“Yes, my life’s changed drastically,” Irving told cleveland.com Saturday, during Irving’s friendship walk and basketball challenge downtown for Best Buddies, Ohio — an organization that gives social growth and employment opportunities to people with intellectual and developmental disabilities.
“It’s kind of, you’re waiting for that validation from everyone, I guess, to be considered one of the top players in the league at the highest stage,” Irving said. “That kind of changed. I was just trying to earn everyone’s respect as much as I could.”
If Irving hadn’t hit that 3-pointer, which gave the Cavs a three-point lead with 53 seconds left and broke a tie that had lasted almost four minutes, then it’s very possible that no one would be making jokes about the Warriors blowing a 3-1 lead right now. It’s also possible that Cleveland would have made major changes to its roster. And it’s indisputable that the perception around Irving would be different.
Like all players, Irving has flaws. He’s a weak defender and, among point guards, he’s a below-average passer. After that shot, though, these issues don’t seem to matter nearly as much as the fact he’s a champion. The Cavaliers needed his otherworldly scoring ability to come back from the aforementioned 3-1 series deficit. They needed him to make that extraordinary shot when neither team had any sort of offensive rhythm.

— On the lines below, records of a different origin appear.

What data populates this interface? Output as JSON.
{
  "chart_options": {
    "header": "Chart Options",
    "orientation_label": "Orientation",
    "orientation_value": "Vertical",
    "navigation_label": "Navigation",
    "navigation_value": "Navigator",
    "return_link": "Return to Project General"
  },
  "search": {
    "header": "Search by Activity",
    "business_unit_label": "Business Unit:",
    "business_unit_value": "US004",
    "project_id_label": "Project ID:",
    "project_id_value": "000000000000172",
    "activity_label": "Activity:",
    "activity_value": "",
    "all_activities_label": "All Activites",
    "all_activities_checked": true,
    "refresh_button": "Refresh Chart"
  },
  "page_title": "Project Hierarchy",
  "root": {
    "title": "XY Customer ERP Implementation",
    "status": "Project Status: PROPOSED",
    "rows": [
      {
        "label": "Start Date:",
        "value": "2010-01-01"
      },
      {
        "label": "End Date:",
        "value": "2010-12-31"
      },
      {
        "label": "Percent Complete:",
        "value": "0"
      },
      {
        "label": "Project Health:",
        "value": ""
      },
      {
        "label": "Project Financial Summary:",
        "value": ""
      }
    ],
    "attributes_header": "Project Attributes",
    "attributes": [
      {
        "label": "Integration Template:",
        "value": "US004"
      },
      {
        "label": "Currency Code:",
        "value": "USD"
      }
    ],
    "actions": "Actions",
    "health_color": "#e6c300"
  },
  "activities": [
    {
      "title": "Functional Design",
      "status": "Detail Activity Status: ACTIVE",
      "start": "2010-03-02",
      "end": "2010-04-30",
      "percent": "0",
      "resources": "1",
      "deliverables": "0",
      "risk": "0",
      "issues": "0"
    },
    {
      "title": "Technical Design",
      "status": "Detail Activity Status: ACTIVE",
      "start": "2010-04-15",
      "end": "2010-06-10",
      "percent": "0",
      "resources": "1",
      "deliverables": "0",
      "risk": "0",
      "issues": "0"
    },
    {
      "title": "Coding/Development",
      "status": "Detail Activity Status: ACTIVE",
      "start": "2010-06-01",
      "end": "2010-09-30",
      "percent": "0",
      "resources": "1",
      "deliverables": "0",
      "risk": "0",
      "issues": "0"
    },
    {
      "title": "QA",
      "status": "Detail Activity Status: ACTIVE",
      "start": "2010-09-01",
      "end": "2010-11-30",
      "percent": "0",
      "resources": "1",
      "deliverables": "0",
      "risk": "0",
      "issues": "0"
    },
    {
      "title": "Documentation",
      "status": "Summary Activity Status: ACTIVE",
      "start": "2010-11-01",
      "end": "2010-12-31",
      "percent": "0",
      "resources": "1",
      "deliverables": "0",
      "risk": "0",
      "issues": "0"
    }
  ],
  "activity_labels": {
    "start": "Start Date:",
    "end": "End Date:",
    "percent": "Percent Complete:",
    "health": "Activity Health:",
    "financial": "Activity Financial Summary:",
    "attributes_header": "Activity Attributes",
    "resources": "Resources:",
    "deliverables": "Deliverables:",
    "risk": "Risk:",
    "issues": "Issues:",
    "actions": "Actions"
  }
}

There is no greater validation than this in the NBA.
The trick is that, heading into the next phase of Irving’s career, he must not be satisfied. Despite the validation and the adulation that comes with winning a title, he still has plenty of room to grow. LeBron James was right when he said that Irving has the potential to be an MVP one day, but he needs to be a more complete player if he’s going to get there.
That’s why it is encouraging that Irving also told cleveland.com he had to “re-start, regroup and re-prioritize what I wanted to accomplish as a player and also as a teammate” in the offseason. If everything goes right, then that 3-point shot will be seen not just the end of the city of Cleveland’s 52-year title drought, but the start of Irving’s ascent to one of the top players in the league.
Courtesy: CBS Sports